- _What to work on_
Could you reproduce every entry that follows, exactly as shown?

### Supplied material

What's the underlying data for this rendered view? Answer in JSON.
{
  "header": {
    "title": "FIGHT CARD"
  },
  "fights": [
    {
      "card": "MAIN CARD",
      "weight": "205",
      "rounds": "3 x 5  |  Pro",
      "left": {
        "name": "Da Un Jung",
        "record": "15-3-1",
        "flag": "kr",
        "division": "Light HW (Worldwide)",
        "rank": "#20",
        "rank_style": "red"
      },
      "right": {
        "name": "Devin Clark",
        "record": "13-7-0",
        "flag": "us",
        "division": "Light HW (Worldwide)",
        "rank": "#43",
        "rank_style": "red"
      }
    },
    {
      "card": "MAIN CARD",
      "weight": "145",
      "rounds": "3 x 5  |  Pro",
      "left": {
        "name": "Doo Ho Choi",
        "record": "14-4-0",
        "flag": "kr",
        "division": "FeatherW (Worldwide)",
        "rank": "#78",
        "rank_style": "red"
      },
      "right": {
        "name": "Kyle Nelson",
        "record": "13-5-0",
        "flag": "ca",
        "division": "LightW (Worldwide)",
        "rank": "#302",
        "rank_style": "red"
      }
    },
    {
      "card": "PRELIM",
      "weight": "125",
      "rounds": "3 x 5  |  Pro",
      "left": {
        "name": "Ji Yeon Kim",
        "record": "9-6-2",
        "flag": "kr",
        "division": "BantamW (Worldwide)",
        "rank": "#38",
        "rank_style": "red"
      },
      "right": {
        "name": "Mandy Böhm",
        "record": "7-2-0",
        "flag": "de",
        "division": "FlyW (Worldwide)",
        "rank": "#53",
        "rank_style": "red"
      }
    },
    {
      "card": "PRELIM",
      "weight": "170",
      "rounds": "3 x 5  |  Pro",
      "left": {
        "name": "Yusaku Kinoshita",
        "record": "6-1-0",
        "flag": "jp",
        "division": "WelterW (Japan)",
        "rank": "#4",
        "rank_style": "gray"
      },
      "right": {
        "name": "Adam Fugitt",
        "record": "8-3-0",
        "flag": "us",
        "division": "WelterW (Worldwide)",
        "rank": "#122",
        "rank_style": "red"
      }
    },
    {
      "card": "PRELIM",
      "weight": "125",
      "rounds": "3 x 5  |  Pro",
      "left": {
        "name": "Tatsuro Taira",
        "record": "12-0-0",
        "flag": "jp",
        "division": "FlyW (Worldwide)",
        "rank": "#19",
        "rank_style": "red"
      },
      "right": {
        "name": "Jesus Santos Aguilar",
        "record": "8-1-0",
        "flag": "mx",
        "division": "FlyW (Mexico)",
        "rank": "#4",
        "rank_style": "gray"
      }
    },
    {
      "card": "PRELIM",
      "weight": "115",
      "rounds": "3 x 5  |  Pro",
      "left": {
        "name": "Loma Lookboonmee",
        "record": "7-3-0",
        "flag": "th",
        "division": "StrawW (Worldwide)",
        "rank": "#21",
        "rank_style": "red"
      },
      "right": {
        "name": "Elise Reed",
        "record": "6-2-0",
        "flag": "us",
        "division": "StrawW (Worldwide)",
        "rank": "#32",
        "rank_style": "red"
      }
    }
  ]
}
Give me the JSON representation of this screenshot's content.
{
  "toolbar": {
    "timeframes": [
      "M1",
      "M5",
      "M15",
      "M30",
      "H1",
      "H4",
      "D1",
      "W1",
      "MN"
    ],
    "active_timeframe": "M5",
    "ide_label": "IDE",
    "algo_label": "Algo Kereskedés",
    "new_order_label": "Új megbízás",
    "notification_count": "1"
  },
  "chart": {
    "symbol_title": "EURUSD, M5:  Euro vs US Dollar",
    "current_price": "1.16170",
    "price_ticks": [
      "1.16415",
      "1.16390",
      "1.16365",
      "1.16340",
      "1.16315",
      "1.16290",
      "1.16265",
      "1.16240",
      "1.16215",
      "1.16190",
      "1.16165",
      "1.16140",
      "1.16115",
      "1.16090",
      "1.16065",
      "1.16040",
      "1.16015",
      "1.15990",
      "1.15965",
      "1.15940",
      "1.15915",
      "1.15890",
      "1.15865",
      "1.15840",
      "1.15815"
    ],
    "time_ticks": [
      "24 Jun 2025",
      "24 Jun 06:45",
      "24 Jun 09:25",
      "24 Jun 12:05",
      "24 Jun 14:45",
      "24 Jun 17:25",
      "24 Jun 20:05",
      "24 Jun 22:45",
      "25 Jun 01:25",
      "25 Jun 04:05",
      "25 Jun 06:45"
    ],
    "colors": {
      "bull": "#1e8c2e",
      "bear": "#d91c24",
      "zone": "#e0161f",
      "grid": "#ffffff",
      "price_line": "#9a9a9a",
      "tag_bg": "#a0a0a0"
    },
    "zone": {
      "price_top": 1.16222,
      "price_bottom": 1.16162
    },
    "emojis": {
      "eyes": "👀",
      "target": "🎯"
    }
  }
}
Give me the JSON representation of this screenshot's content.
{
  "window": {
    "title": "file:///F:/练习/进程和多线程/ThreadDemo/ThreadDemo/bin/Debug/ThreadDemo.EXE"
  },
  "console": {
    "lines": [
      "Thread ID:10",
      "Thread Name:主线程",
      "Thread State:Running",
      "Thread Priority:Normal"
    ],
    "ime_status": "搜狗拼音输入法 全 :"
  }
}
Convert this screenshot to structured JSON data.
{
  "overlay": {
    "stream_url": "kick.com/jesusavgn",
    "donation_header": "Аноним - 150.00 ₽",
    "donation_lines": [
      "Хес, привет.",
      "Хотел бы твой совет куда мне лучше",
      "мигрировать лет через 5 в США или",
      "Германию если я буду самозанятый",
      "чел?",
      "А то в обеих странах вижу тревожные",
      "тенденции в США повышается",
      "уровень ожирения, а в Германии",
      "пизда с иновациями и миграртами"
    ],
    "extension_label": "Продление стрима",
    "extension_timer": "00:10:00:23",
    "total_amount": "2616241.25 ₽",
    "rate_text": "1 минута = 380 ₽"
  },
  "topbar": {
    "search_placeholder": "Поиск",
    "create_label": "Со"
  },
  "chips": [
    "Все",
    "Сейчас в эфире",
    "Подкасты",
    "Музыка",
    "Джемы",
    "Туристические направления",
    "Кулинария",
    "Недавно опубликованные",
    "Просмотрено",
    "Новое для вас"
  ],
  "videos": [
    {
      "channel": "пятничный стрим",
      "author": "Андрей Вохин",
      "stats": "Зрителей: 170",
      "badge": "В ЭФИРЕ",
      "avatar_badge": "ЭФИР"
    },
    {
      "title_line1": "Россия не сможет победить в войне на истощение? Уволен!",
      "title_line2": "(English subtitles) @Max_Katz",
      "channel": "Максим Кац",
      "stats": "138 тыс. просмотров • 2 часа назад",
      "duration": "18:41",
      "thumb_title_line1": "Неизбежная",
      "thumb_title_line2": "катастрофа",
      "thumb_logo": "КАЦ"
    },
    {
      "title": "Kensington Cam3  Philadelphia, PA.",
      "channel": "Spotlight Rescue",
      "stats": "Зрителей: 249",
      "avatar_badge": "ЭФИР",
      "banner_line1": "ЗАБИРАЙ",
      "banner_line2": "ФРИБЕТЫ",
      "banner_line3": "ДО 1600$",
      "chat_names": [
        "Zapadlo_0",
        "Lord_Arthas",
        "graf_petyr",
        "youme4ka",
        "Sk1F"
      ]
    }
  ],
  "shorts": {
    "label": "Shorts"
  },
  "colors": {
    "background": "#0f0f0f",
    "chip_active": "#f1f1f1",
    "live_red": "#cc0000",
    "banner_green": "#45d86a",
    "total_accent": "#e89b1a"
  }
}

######

- _Result of the task_
What's the underlying data for this rendered view? Answer in JSON.
{
  "header": {
    "title": "FIGHT CARD"
  },
  "fights": [
    {
      "card": "MAIN CARD",
      "weight": "205",
      "rounds": "3 x 5  |  Pro",
      "left": {
        "name": "Da Un Jung",
        "record": "15-3-1",
        "flag": "kr",
        "division": "Light HW (Worldwide)",
        "rank": "#20",
        "rank_style": "red"
      },
      "right": {
        "name": "Devin Clark",
        "record": "13-7-0",
        "flag": "us",
        "division": "Light HW (Worldwide)",
        "rank": "#43",
        "rank_style": "red"
      }
    },
    {
      "card": "MAIN CARD",
      "weight": "145",
      "rounds": "3 x 5  |  Pro",
      "left": {
        "name": "Doo Ho Choi",
        "record": "14-4-0",
        "flag": "kr",
        "division": "FeatherW (Worldwide)",
        "rank": "#78",
        "rank_style": "red"
      },
      "right": {
        "name": "Kyle Nelson",
        "record": "13-5-0",
        "flag": "ca",
        "division": "LightW (Worldwide)",
        "rank": "#302",
        "rank_style": "red"
      }
    },
    {
      "card": "PRELIM",
      "weight": "125",
      "rounds": "3 x 5  |  Pro",
      "left": {
        "name": "Ji Yeon Kim",
        "record": "9-6-2",
        "flag": "kr",
        "division": "BantamW (Worldwide)",
        "rank": "#38",
        "rank_style": "red"
      },
      "right": {
        "name": "Mandy Böhm",
        "record": "7-2-0",
        "flag": "de",
        "division": "FlyW (Worldwide)",
        "rank": "#53",
        "rank_style": "red"
      }
    },
    {
      "card": "PRELIM",
      "weight": "170",
      "rounds": "3 x 5  |  Pro",
      "left": {
        "name": "Yusaku Kinoshita",
        "record": "6-1-0",
        "flag": "jp",
        "division": "WelterW (Japan)",
        "rank": "#4",
        "rank_style": "gray"
      },
      "right": {
        "name": "Adam Fugitt",
        "record": "8-3-0",
        "flag": "us",
        "division": "WelterW (Worldwide)",
        "rank": "#122",
        "rank_style": "red"
      }
    },
    {
      "card": "PRELIM",
      "weight": "125",
      "rounds": "3 x 5  |  Pro",
      "left": {
        "name": "Tatsuro Taira",
        "record": "12-0-0",
        "flag": "jp",
        "division": "FlyW (Worldwide)",
        "rank": "#19",
        "rank_style": "red"
      },
      "right": {
        "name": "Jesus Santos Aguilar",
        "record": "8-1-0",
        "flag": "mx",
        "division": "FlyW (Mexico)",
        "rank": "#4",
        "rank_style": "gray"
      }
    },
    {
      "card": "PRELIM",
      "weight": "115",
      "rounds": "3 x 5  |  Pro",
      "left": {
        "name": "Loma Lookboonmee",
        "record": "7-3-0",
        "flag": "th",
        "division": "StrawW (Worldwide)",
        "rank": "#21",
        "rank_style": "red"
      },
      "right": {
        "name": "Elise Reed",
        "record": "6-2-0",
        "flag": "us",
        "division": "StrawW (Worldwide)",
        "rank": "#32",
        "rank_style": "red"
      }
    }
  ]
}
Give me the JSON representation of this screenshot's content.
{
  "toolbar": {
    "timeframes": [
      "M1",
      "M5",
      "M15",
      "M30",
      "H1",
      "H4",
      "D1",
      "W1",
      "MN"
    ],
    "active_timeframe": "M5",
    "ide_label": "IDE",
    "algo_label": "Algo Kereskedés",
    "new_order_label": "Új megbízás",
    "notification_count": "1"
  },
  "chart": {
    "symbol_title": "EURUSD, M5:  Euro vs US Dollar",
    "current_price": "1.16170",
    "price_ticks": [
      "1.16415",
      "1.16390",
      "1.16365",
      "1.16340",
      "1.16315",
      "1.16290",
      "1.16265",
      "1.16240",
      "1.16215",
      "1.16190",
      "1.16165",
      "1.16140",
      "1.16115",
      "1.16090",
      "1.16065",
      "1.16040",
      "1.16015",
      "1.15990",
      "1.15965",
      "1.15940",
      "1.15915",
      "1.15890",
      "1.15865",
      "1.15840",
      "1.15815"
    ],
    "time_ticks": [
      "24 Jun 2025",
      "24 Jun 06:45",
      "24 Jun 09:25",
      "24 Jun 12:05",
      "24 Jun 14:45",
      "24 Jun 17:25",
      "24 Jun 20:05",
      "24 Jun 22:45",
      "25 Jun 01:25",
      "25 Jun 04:05",
      "25 Jun 06:45"
    ],
    "colors": {
      "bull": "#1e8c2e",
      "bear": "#d91c24",
      "zone": "#e0161f",
      "grid": "#ffffff",
      "price_line": "#9a9a9a",
      "tag_bg": "#a0a0a0"
    },
    "zone": {
      "price_top": 1.16222,
      "price_bottom": 1.16162
    },
    "emojis": {
      "eyes": "👀",
      "target": "🎯"
    }
  }
}
Give me the JSON representation of this screenshot's content.
{
  "window": {
    "title": "file:///F:/练习/进程和多线程/ThreadDemo/ThreadDemo/bin/Debug/ThreadDemo.EXE"
  },
  "console": {
    "lines": [
      "Thread ID:10",
      "Thread Name:主线程",
      "Thread State:Running",
      "Thread Priority:Normal"
    ],
    "ime_status": "搜狗拼音输入法 全 :"
  }
}
Convert this screenshot to structured JSON data.
{
  "overlay": {
    "stream_url": "kick.com/jesusavgn",
    "donation_header": "Аноним - 150.00 ₽",
    "donation_lines": [
      "Хес, привет.",
      "Хотел бы твой совет куда мне лучше",
      "мигрировать лет через 5 в США или",
      "Германию если я буду самозанятый",
      "чел?",
      "А то в обеих странах вижу тревожные",
      "тенденции в США повышается",
      "уровень ожирения, а в Германии",
      "пизда с иновациями и миграртами"
    ],
    "extension_label": "Продление стрима",
    "extension_timer": "00:10:00:23",
    "total_amount": "2616241.25 ₽",
    "rate_text": "1 минута = 380 ₽"
  },
  "topbar": {
    "search_placeholder": "Поиск",
    "create_label": "Со"
  },
  "chips": [
    "Все",
    "Сейчас в эфире",
    "Подкасты",
    "Музыка",
    "Джемы",
    "Туристические направления",
    "Кулинария",
    "Недавно опубликованные",
    "Просмотрено",
    "Новое для вас"
  ],
  "videos": [
    {
      "channel": "пятничный стрим",
      "author": "Андрей Вохин",
      "stats": "Зрителей: 170",
      "badge": "В ЭФИРЕ",
      "avatar_badge": "ЭФИР"
    },
    {
      "title_line1": "Россия не сможет победить в войне на истощение? Уволен!",
      "title_line2": "(English subtitles) @Max_Katz",
      "channel": "Максим Кац",
      "stats": "138 тыс. просмотров • 2 часа назад",
      "duration": "18:41",
      "thumb_title_line1": "Неизбежная",
      "thumb_title_line2": "катастрофа",
      "thumb_logo": "КАЦ"
    },
    {
      "title": "Kensington Cam3  Philadelphia, PA.",
      "channel": "Spotlight Rescue",
      "stats": "Зрителей: 249",
      "avatar_badge": "ЭФИР",
      "banner_line1": "ЗАБИРАЙ",
      "banner_line2": "ФРИБЕТЫ",
      "banner_line3": "ДО 1600$",
      "chat_names": [
        "Zapadlo_0",
        "Lord_Arthas",
        "graf_petyr",
        "youme4ka",
        "Sk1F"
      ]
    }
  ],
  "shorts": {
    "label": "Shorts"
  },
  "colors": {
    "background": "#0f0f0f",
    "chip_active": "#f1f1f1",
    "live_red": "#cc0000",
    "banner_green": "#45d86a",
    "total_accent": "#e89b1a"
  }
}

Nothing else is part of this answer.